# [EXERCISE DIRECTIONS]
Please count how many lines below contain the word "label" and give nothing but that figure.

# [SUPPLIED MATERIAL]
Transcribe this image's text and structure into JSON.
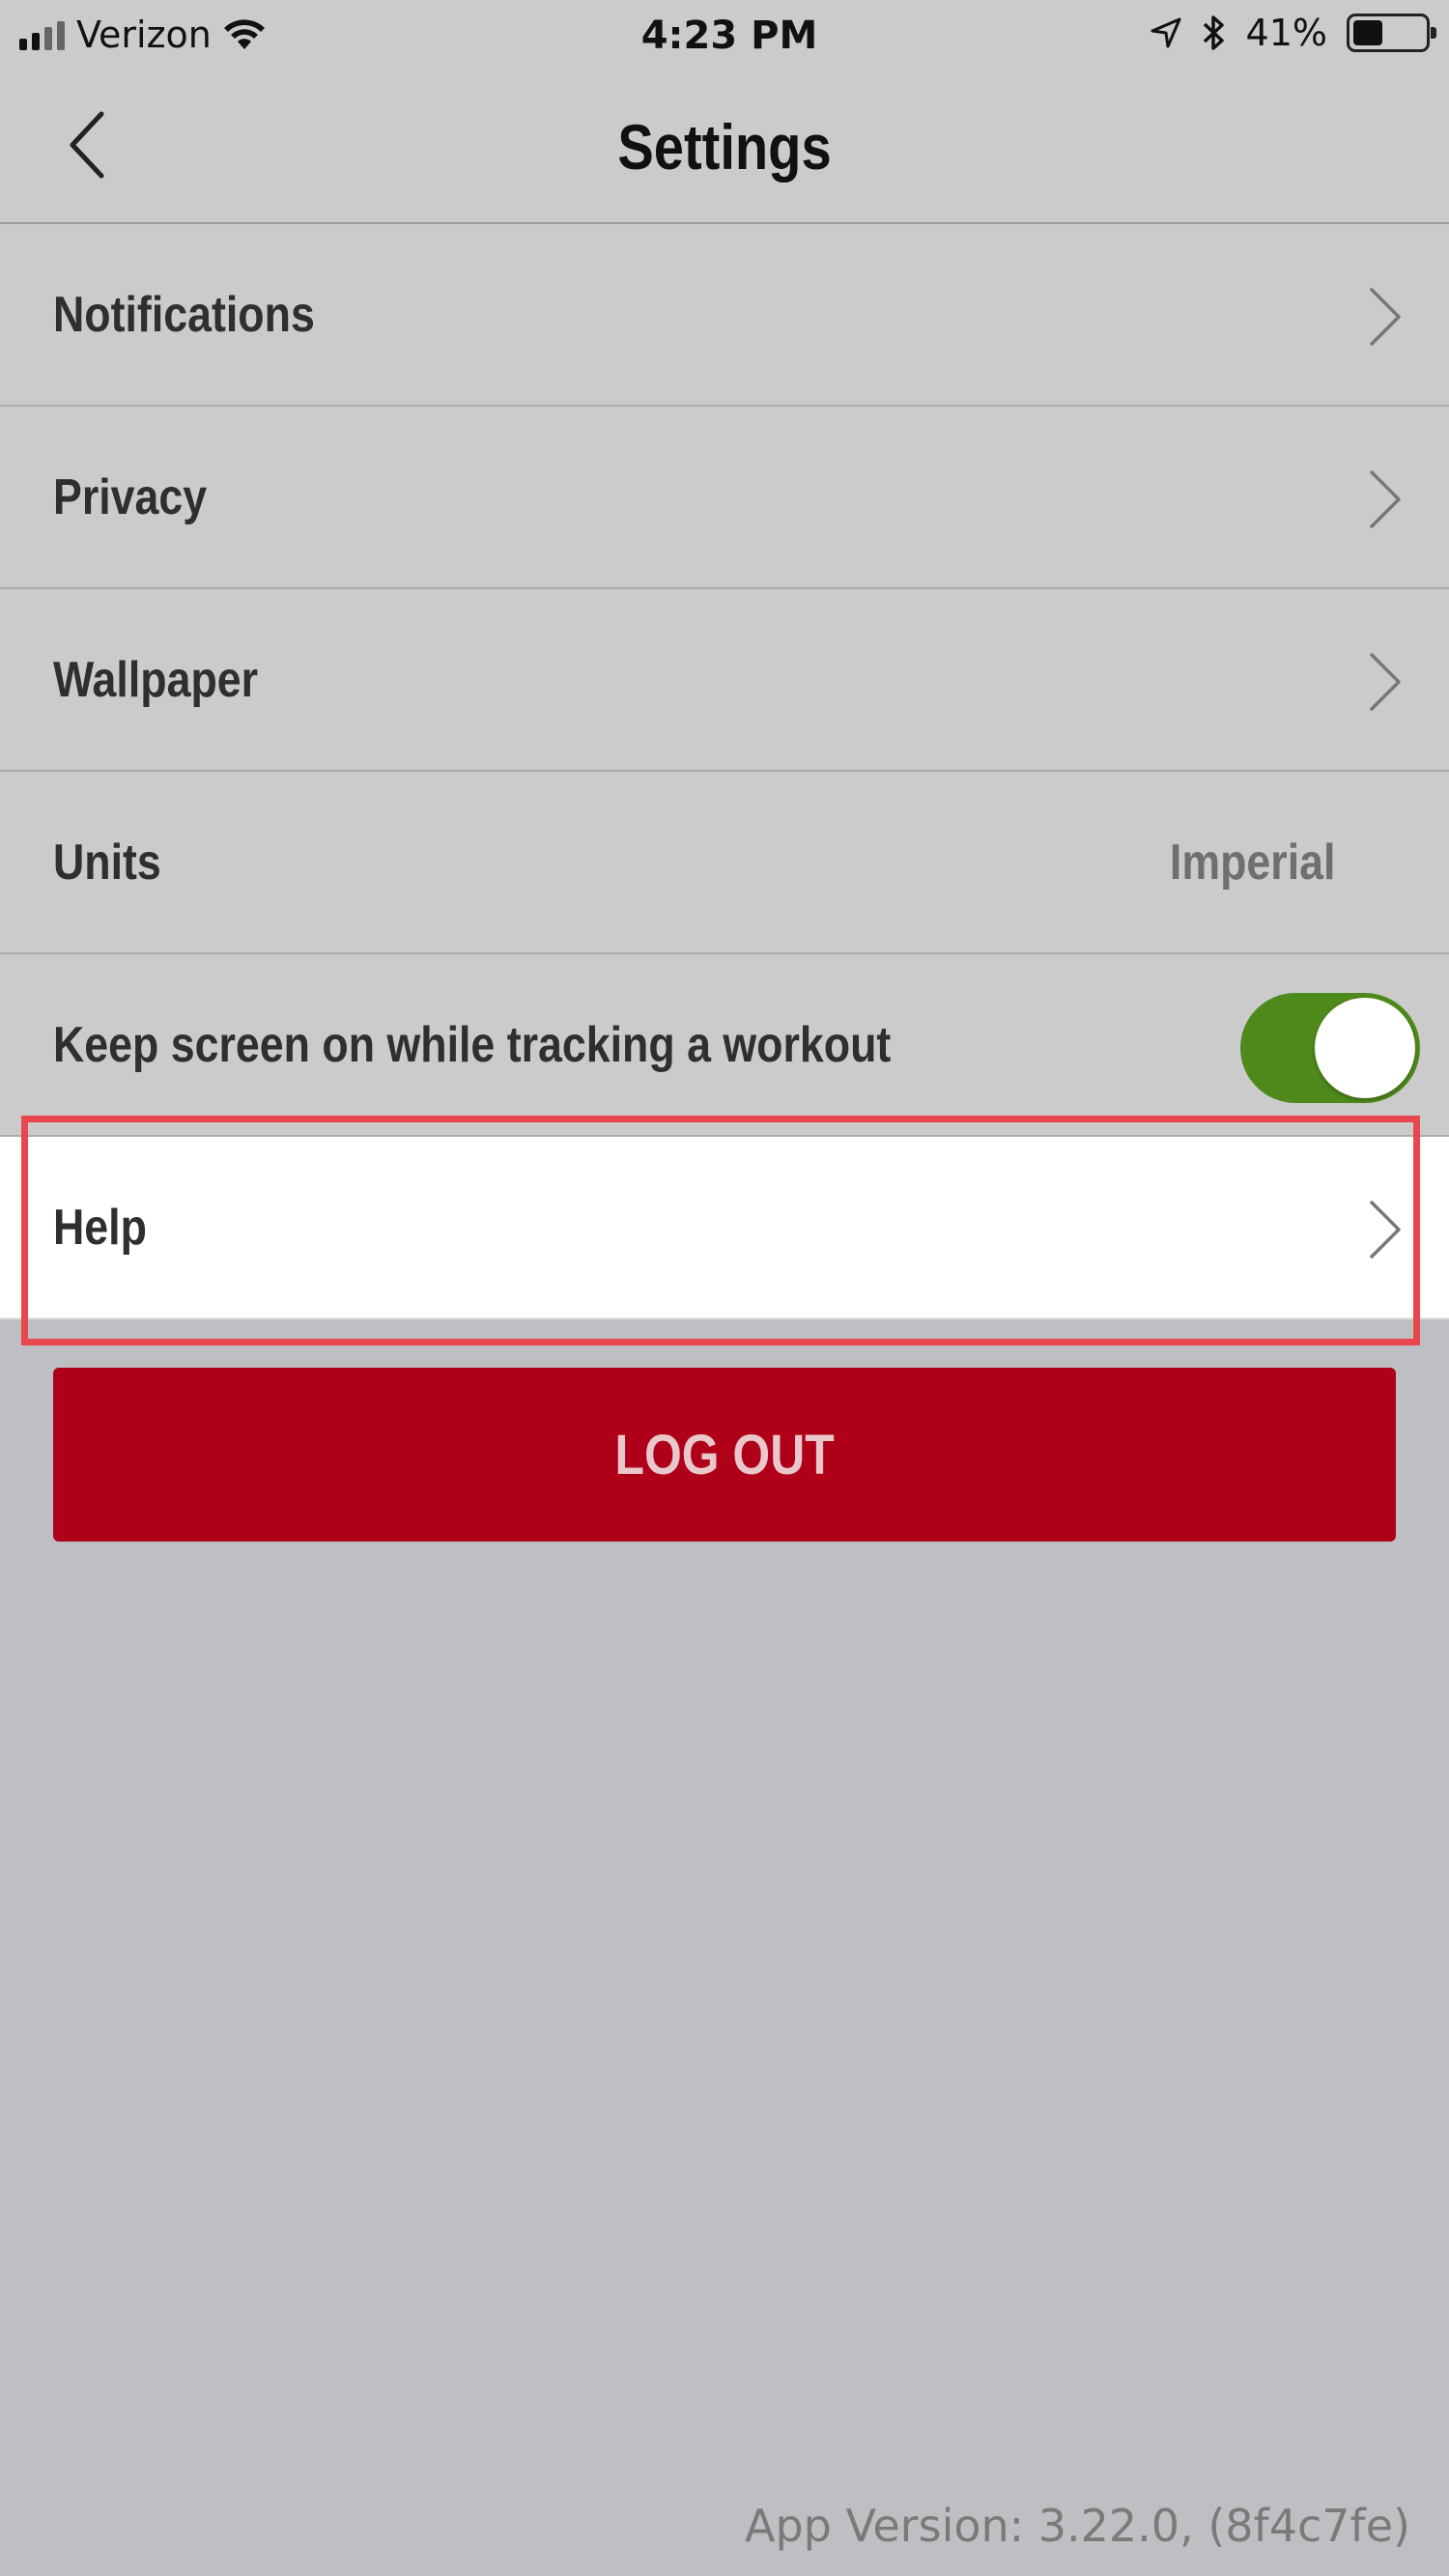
{
  "status_bar": {
    "carrier": "Verizon",
    "time": "4:23 PM",
    "battery_percent": "41%",
    "battery_level": 0.41,
    "icons": [
      "signal-icon",
      "wifi-icon",
      "location-arrow-icon",
      "bluetooth-icon",
      "battery-icon"
    ]
  },
  "nav": {
    "title": "Settings",
    "back_icon": "chevron-left-icon"
  },
  "settings": {
    "rows": [
      {
        "label": "Notifications"
      },
      {
        "label": "Privacy"
      },
      {
        "label": "Wallpaper"
      },
      {
        "label": "Units",
        "value": "Imperial"
      },
      {
        "label": "Keep screen on while tracking a workout",
        "toggle_on": true
      },
      {
        "label": "Help"
      }
    ]
  },
  "logout": {
    "label": "LOG OUT"
  },
  "footer": {
    "app_version": "App Version: 3.22.0, (8f4c7fe)"
  },
  "colors": {
    "background": "#bebfc3",
    "row": "#cbcbcb",
    "accent_red": "#b00019",
    "toggle_green": "#4e8a1a",
    "highlight": "#e8474f"
  }
}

# [YOUR SOLUTION]
7